Examining the Causes and Consequences of Hybridization During Chinook Salmon Reintroductions: Using the San Joaquin River as a Restoration Case Study of Management Options
- Author(s): Tomalty, Katharine;
- Stephens, Molly;
- Baerwald, Melinda;
- Börk, Karrigan;
- Meek, Mariah;
- May, Bernie
- et al.
Published Web Locationhttps://doi.org/10.15447/sfews.2014v12iss2art7

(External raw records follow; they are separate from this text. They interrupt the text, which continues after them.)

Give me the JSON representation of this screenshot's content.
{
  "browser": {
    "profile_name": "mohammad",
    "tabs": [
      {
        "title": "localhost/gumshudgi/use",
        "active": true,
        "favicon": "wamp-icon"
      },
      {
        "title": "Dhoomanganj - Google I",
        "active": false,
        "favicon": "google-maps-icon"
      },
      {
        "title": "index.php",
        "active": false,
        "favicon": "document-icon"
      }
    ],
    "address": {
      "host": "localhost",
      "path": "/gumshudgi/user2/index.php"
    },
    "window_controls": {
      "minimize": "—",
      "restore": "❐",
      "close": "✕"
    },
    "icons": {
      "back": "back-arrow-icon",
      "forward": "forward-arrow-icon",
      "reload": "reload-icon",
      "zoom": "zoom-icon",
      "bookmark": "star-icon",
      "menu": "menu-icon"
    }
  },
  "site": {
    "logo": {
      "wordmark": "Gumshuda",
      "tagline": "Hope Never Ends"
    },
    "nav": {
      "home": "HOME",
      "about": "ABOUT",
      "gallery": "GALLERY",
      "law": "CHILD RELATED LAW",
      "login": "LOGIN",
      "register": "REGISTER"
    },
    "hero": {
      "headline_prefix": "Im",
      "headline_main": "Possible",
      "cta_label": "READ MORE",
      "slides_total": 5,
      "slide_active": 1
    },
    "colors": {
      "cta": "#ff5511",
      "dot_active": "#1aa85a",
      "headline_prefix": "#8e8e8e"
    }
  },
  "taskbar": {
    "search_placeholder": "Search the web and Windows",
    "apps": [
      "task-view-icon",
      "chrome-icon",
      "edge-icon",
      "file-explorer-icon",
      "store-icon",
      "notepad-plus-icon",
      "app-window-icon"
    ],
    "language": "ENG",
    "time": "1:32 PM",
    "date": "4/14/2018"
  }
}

Successful salmonid restoration efforts depend upon an understanding of the evolutionary processes that historically shaped population diversity, as well as the realities of currently available, altered river systems. Habitat alterations over the past century have dramatically changed the ecological forces that shaped salmonid speciation and evolution, bringing formerly separate and distinct populations into contact and in some cases leading to hybridization. Hybridization can threaten the genetic diversity within salmonid species and may affect the outcomes of restoration efforts. Here we use the San Joaquin River Restoration as a case study to discuss some of the genetic challenges of Chinook salmon restoration in a newly reopened habitat. We discuss a range of genetic management strategies—from passive reintroduction to tightly managed, active reintroduction—and the strengths and weaknesses of each approach.